Assignment
Write out the listing again, exactly as it appears below.

Records to process

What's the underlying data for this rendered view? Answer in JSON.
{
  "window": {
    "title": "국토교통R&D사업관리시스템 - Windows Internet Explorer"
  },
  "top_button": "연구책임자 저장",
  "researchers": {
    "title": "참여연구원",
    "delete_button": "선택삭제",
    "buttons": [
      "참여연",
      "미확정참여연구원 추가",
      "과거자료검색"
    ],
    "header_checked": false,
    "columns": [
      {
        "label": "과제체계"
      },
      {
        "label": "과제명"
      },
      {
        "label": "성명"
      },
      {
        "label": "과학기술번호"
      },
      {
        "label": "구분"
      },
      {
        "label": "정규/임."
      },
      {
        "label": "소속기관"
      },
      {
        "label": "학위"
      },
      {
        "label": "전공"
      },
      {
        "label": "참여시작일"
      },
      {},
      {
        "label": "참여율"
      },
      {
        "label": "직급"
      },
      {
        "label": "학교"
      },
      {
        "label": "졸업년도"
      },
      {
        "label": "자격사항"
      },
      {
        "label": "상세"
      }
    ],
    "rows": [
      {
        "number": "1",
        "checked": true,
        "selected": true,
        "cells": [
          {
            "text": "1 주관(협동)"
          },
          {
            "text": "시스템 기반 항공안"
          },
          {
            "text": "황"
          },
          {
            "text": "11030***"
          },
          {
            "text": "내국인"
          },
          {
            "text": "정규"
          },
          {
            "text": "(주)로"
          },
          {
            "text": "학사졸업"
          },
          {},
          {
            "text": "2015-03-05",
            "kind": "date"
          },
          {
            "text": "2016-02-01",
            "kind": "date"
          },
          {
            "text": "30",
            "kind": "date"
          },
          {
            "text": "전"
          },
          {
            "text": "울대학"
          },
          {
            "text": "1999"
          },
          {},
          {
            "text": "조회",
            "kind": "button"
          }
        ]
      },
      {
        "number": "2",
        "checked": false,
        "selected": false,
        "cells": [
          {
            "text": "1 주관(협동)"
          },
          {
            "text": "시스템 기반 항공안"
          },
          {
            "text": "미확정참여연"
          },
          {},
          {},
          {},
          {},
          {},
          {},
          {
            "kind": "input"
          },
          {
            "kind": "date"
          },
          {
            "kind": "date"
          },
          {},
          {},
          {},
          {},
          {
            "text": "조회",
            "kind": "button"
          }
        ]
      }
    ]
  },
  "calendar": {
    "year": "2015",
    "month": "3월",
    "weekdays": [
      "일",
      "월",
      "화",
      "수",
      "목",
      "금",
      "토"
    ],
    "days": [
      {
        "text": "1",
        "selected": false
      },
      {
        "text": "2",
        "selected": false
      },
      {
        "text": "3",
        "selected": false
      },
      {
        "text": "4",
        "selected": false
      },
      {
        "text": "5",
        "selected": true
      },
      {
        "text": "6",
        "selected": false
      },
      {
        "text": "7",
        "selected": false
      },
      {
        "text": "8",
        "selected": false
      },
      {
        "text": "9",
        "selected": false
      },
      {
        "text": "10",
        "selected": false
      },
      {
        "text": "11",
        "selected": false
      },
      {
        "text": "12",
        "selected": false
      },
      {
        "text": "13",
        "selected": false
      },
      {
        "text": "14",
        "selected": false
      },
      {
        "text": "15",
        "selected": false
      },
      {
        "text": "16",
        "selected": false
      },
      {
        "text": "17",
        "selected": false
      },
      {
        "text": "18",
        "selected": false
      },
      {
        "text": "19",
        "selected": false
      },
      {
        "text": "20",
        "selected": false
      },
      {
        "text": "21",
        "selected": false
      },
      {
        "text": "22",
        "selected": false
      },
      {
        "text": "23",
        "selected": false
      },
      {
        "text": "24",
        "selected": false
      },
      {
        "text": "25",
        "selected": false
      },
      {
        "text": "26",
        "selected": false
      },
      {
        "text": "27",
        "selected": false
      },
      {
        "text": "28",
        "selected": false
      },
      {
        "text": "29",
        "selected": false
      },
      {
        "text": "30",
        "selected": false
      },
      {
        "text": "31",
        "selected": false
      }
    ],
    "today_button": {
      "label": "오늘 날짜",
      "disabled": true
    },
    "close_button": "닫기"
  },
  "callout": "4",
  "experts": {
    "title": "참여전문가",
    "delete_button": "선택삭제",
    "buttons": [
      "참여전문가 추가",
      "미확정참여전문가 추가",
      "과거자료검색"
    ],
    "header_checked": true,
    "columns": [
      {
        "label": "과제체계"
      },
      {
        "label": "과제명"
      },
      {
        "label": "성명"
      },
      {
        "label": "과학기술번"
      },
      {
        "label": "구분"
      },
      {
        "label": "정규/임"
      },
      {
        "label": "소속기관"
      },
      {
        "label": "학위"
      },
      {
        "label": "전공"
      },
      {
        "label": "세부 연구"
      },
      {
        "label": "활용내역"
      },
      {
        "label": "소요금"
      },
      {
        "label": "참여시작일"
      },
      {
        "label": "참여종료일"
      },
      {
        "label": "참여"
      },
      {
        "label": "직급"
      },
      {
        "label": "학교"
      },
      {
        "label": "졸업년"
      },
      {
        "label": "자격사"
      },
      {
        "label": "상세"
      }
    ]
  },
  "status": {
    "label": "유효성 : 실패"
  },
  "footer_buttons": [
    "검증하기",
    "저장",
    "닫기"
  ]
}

Solution to this problem
What's the underlying data for this rendered view? Answer in JSON.
{
  "window": {
    "title": "국토교통R&D사업관리시스템 - Windows Internet Explorer"
  },
  "top_button": "연구책임자 저장",
  "researchers": {
    "title": "참여연구원",
    "delete_button": "선택삭제",
    "buttons": [
      "참여연",
      "미확정참여연구원 추가",
      "과거자료검색"
    ],
    "header_checked": false,
    "columns": [
      {
        "label": "과제체계"
      },
      {
        "label": "과제명"
      },
      {
        "label": "성명"
      },
      {
        "label": "과학기술번호"
      },
      {
        "label": "구분"
      },
      {
        "label": "정규/임."
      },
      {
        "label": "소속기관"
      },
      {
        "label": "학위"
      },
      {
        "label": "전공"
      },
      {
        "label": "참여시작일"
      },
      {},
      {
        "label": "참여율"
      },
      {
        "label": "직급"
      },
      {
        "label": "학교"
      },
      {
        "label": "졸업년도"
      },
      {
        "label": "자격사항"
      },
      {
        "label": "상세"
      }
    ],
    "rows": [
      {
        "number": "1",
        "checked": true,
        "selected": true,
        "cells": [
          {
            "text": "1 주관(협동)"
          },
          {
            "text": "시스템 기반 항공안"
          },
          {
            "text": "황"
          },
          {
            "text": "11030***"
          },
          {
            "text": "내국인"
          },
          {
            "text": "정규"
          },
          {
            "text": "(주)로"
          },
          {
            "text": "학사졸업"
          },
          {},
          {
            "text": "2015-03-05",
            "kind": "date"
          },
          {
            "text": "2016-02-01",
            "kind": "date"
          },
          {
            "text": "30",
            "kind": "date"
          },
          {
            "text": "전"
          },
          {
            "text": "울대학"
          },
          {
            "text": "1999"
          },
          {},
          {
            "text": "조회",
            "kind": "button"
          }
        ]
      },
      {
        "number": "2",
        "checked": false,
        "selected": false,
        "cells": [
          {
            "text": "1 주관(협동)"
          },
          {
            "text": "시스템 기반 항공안"
          },
          {
            "text": "미확정참여연"
          },
          {},
          {},
          {},
          {},
          {},
          {},
          {
            "kind": "input"
          },
          {
            "kind": "date"
          },
          {
            "kind": "date"
          },
          {},
          {},
          {},
          {},
          {
            "text": "조회",
            "kind": "button"
          }
        ]
      }
    ]
  },
  "calendar": {
    "year": "2015",
    "month": "3월",
    "weekdays": [
      "일",
      "월",
      "화",
      "수",
      "목",
      "금",
      "토"
    ],
    "days": [
      {
        "text": "1",
        "selected": false
      },
      {
        "text": "2",
        "selected": false
      },
      {
        "text": "3",
        "selected": false
      },
      {
        "text": "4",
        "selected": false
      },
      {
        "text": "5",
        "selected": true
      },
      {
        "text": "6",
        "selected": false
      },
      {
        "text": "7",
        "selected": false
      },
      {
        "text": "8",
        "selected": false
      },
      {
        "text": "9",
        "selected": false
      },
      {
        "text": "10",
        "selected": false
      },
      {
        "text": "11",
        "selected": false
      },
      {
        "text": "12",
        "selected": false
      },
      {
        "text": "13",
        "selected": false
      },
      {
        "text": "14",
        "selected": false
      },
      {
        "text": "15",
        "selected": false
      },
      {
        "text": "16",
        "selected": false
      },
      {
        "text": "17",
        "selected": false
      },
      {
        "text": "18",
        "selected": false
      },
      {
        "text": "19",
        "selected": false
      },
      {
        "text": "20",
        "selected": false
      },
      {
        "text": "21",
        "selected": false
      },
      {
        "text": "22",
        "selected": false
      },
      {
        "text": "23",
        "selected": false
      },
      {
        "text": "24",
        "selected": false
      },
      {
        "text": "25",
        "selected": false
      },
      {
        "text": "26",
        "selected": false
      },
      {
        "text": "27",
        "selected": false
      },
      {
        "text": "28",
        "selected": false
      },
      {
        "text": "29",
        "selected": false
      },
      {
        "text": "30",
        "selected": false
      },
      {
        "text": "31",
        "selected": false
      }
    ],
    "today_button": {
      "label": "오늘 날짜",
      "disabled": true
    },
    "close_button": "닫기"
  },
  "callout": "4",
  "experts": {
    "title": "참여전문가",
    "delete_button": "선택삭제",
    "buttons": [
      "참여전문가 추가",
      "미확정참여전문가 추가",
      "과거자료검색"
    ],
    "header_checked": true,
    "columns": [
      {
        "label": "과제체계"
      },
      {
        "label": "과제명"
      },
      {
        "label": "성명"
      },
      {
        "label": "과학기술번"
      },
      {
        "label": "구분"
      },
      {
        "label": "정규/임"
      },
      {
        "label": "소속기관"
      },
      {
        "label": "학위"
      },
      {
        "label": "전공"
      },
      {
        "label": "세부 연구"
      },
      {
        "label": "활용내역"
      },
      {
        "label": "소요금"
      },
      {
        "label": "참여시작일"
      },
      {
        "label": "참여종료일"
      },
      {
        "label": "참여"
      },
      {
        "label": "직급"
      },
      {
        "label": "학교"
      },
      {
        "label": "졸업년"
      },
      {
        "label": "자격사"
      },
      {
        "label": "상세"
      }
    ]
  },
  "status": {
    "label": "유효성 : 실패"
  },
  "footer_buttons": [
    "검증하기",
    "저장",
    "닫기"
  ]
}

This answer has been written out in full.